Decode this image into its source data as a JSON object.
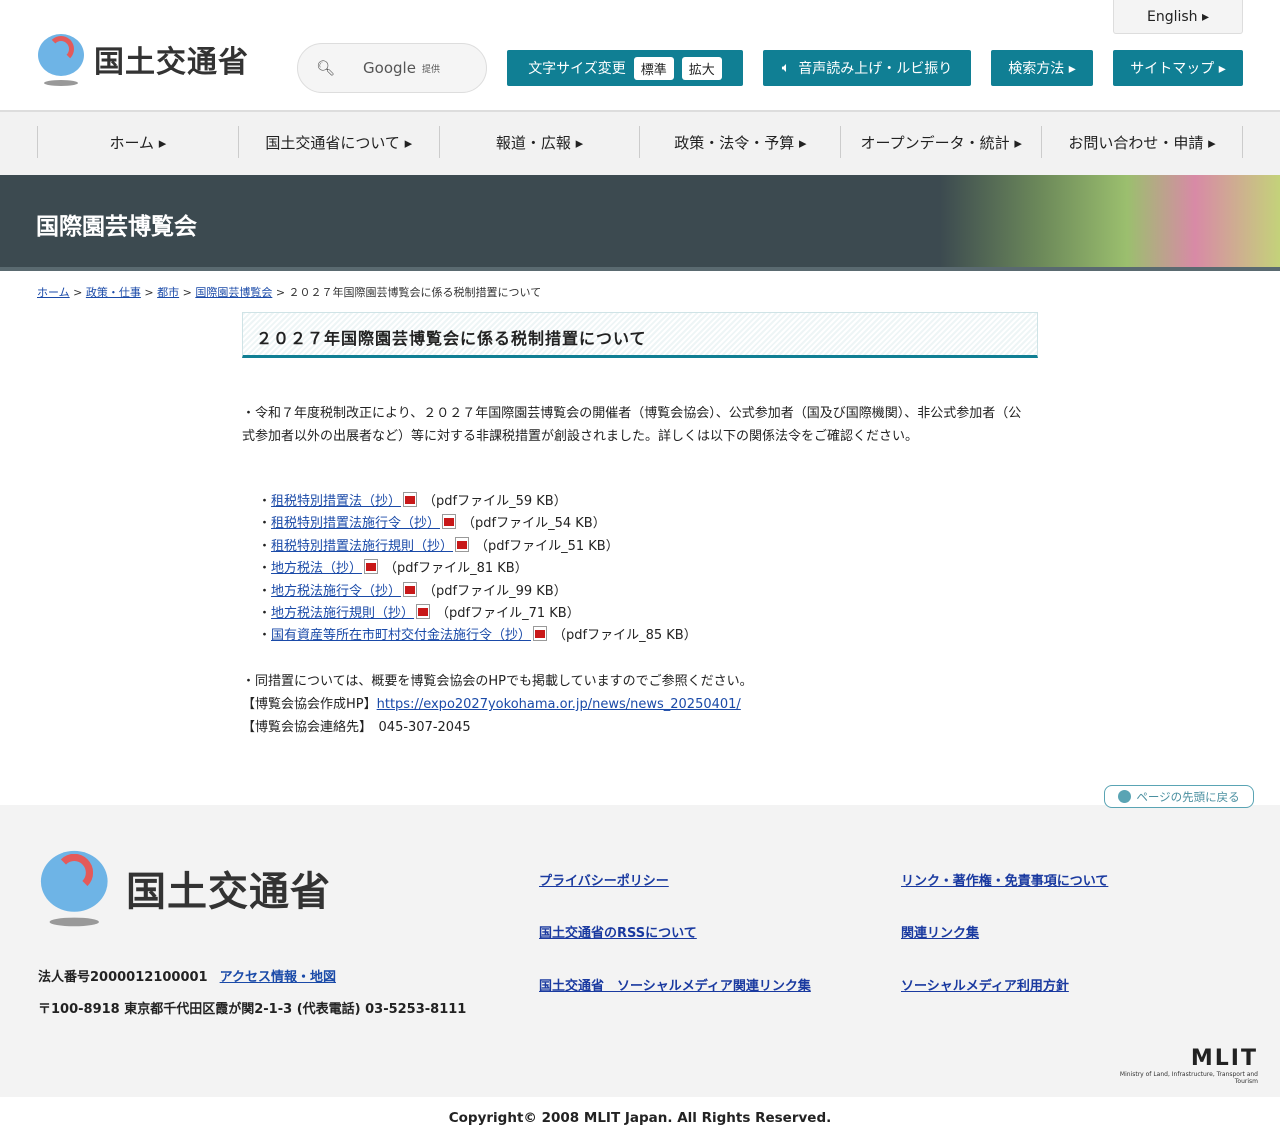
{
  "header": {
    "logo_text": "国土交通省",
    "search_brand": "Google",
    "search_suffix": "提供",
    "english": "English ▸",
    "font_size_label": "文字サイズ変更",
    "font_standard": "標準",
    "font_large": "拡大",
    "voice": "音声読み上げ・ルビ振り",
    "search_method": "検索方法 ▸",
    "sitemap": "サイトマップ ▸"
  },
  "nav": [
    "ホーム ▸",
    "国土交通省について ▸",
    "報道・広報 ▸",
    "政策・法令・予算 ▸",
    "オープンデータ・統計 ▸",
    "お問い合わせ・申請 ▸"
  ],
  "banner_title": "国際園芸博覧会",
  "breadcrumb": {
    "items": [
      "ホーム",
      "政策・仕事",
      "都市",
      "国際園芸博覧会"
    ],
    "current": "２０２７年国際園芸博覧会に係る税制措置について",
    "sep": ">"
  },
  "page_title": "２０２７年国際園芸博覧会に係る税制措置について",
  "intro": "・令和７年度税制改正により、２０２７年国際園芸博覧会の開催者（博覧会協会）、公式参加者（国及び国際機関）、非公式参加者（公式参加者以外の出展者など）等に対する非課税措置が創設されました。詳しくは以下の関係法令をご確認ください。",
  "documents": [
    {
      "label": "租税特別措置法（抄）",
      "size": "（pdfファイル_59 KB）"
    },
    {
      "label": "租税特別措置法施行令（抄）",
      "size": "（pdfファイル_54 KB）"
    },
    {
      "label": "租税特別措置法施行規則（抄）",
      "size": "（pdfファイル_51 KB）"
    },
    {
      "label": "地方税法（抄）",
      "size": "（pdfファイル_81 KB）"
    },
    {
      "label": "地方税法施行令（抄）",
      "size": "（pdfファイル_99 KB）"
    },
    {
      "label": "地方税法施行規則（抄）",
      "size": "（pdfファイル_71 KB）"
    },
    {
      "label": "国有資産等所在市町村交付金法施行令（抄）",
      "size": "（pdfファイル_85 KB）"
    }
  ],
  "notes": {
    "line1": "・同措置については、概要を博覧会協会のHPでも掲載していますのでご参照ください。",
    "hp_label": "【博覧会協会作成HP】",
    "hp_url": "https://expo2027yokohama.or.jp/news/news_20250401/",
    "contact_label": "【博覧会協会連絡先】",
    "contact_tel": "045-307-2045"
  },
  "back_to_top": "ページの先頭に戻る",
  "footer": {
    "logo_text": "国土交通省",
    "corp_no": "法人番号2000012100001",
    "access": "アクセス情報・地図",
    "address": "〒100-8918 東京都千代田区霞が関2-1-3 (代表電話) 03-5253-8111",
    "links": [
      "プライバシーポリシー",
      "リンク・著作権・免責事項について",
      "国土交通省のRSSについて",
      "関連リンク集",
      "国土交通省　ソーシャルメディア関連リンク集",
      "ソーシャルメディア利用方針"
    ],
    "mlit": "MLIT",
    "mlit_sub": "Ministry of Land, Infrastructure, Transport and Tourism",
    "copyright": "Copyright© 2008 MLIT Japan. All Rights Reserved."
  }
}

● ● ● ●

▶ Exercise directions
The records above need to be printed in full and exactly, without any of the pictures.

▶ Exercise solution
Decode this image into its source data as a JSON object.
{
  "header": {
    "logo_text": "国土交通省",
    "search_brand": "Google",
    "search_suffix": "提供",
    "english": "English ▸",
    "font_size_label": "文字サイズ変更",
    "font_standard": "標準",
    "font_large": "拡大",
    "voice": "音声読み上げ・ルビ振り",
    "search_method": "検索方法 ▸",
    "sitemap": "サイトマップ ▸"
  },
  "nav": [
    "ホーム ▸",
    "国土交通省について ▸",
    "報道・広報 ▸",
    "政策・法令・予算 ▸",
    "オープンデータ・統計 ▸",
    "お問い合わせ・申請 ▸"
  ],
  "banner_title": "国際園芸博覧会",
  "breadcrumb": {
    "items": [
      "ホーム",
      "政策・仕事",
      "都市",
      "国際園芸博覧会"
    ],
    "current": "２０２７年国際園芸博覧会に係る税制措置について",
    "sep": ">"
  },
  "page_title": "２０２７年国際園芸博覧会に係る税制措置について",
  "intro": "・令和７年度税制改正により、２０２７年国際園芸博覧会の開催者（博覧会協会）、公式参加者（国及び国際機関）、非公式参加者（公式参加者以外の出展者など）等に対する非課税措置が創設されました。詳しくは以下の関係法令をご確認ください。",
  "documents": [
    {
      "label": "租税特別措置法（抄）",
      "size": "（pdfファイル_59 KB）"
    },
    {
      "label": "租税特別措置法施行令（抄）",
      "size": "（pdfファイル_54 KB）"
    },
    {
      "label": "租税特別措置法施行規則（抄）",
      "size": "（pdfファイル_51 KB）"
    },
    {
      "label": "地方税法（抄）",
      "size": "（pdfファイル_81 KB）"
    },
    {
      "label": "地方税法施行令（抄）",
      "size": "（pdfファイル_99 KB）"
    },
    {
      "label": "地方税法施行規則（抄）",
      "size": "（pdfファイル_71 KB）"
    },
    {
      "label": "国有資産等所在市町村交付金法施行令（抄）",
      "size": "（pdfファイル_85 KB）"
    }
  ],
  "notes": {
    "line1": "・同措置については、概要を博覧会協会のHPでも掲載していますのでご参照ください。",
    "hp_label": "【博覧会協会作成HP】",
    "hp_url": "https://expo2027yokohama.or.jp/news/news_20250401/",
    "contact_label": "【博覧会協会連絡先】",
    "contact_tel": "045-307-2045"
  },
  "back_to_top": "ページの先頭に戻る",
  "footer": {
    "logo_text": "国土交通省",
    "corp_no": "法人番号2000012100001",
    "access": "アクセス情報・地図",
    "address": "〒100-8918 東京都千代田区霞が関2-1-3 (代表電話) 03-5253-8111",
    "links": [
      "プライバシーポリシー",
      "リンク・著作権・免責事項について",
      "国土交通省のRSSについて",
      "関連リンク集",
      "国土交通省　ソーシャルメディア関連リンク集",
      "ソーシャルメディア利用方針"
    ],
    "mlit": "MLIT",
    "mlit_sub": "Ministry of Land, Infrastructure, Transport and Tourism",
    "copyright": "Copyright© 2008 MLIT Japan. All Rights Reserved."
  }
}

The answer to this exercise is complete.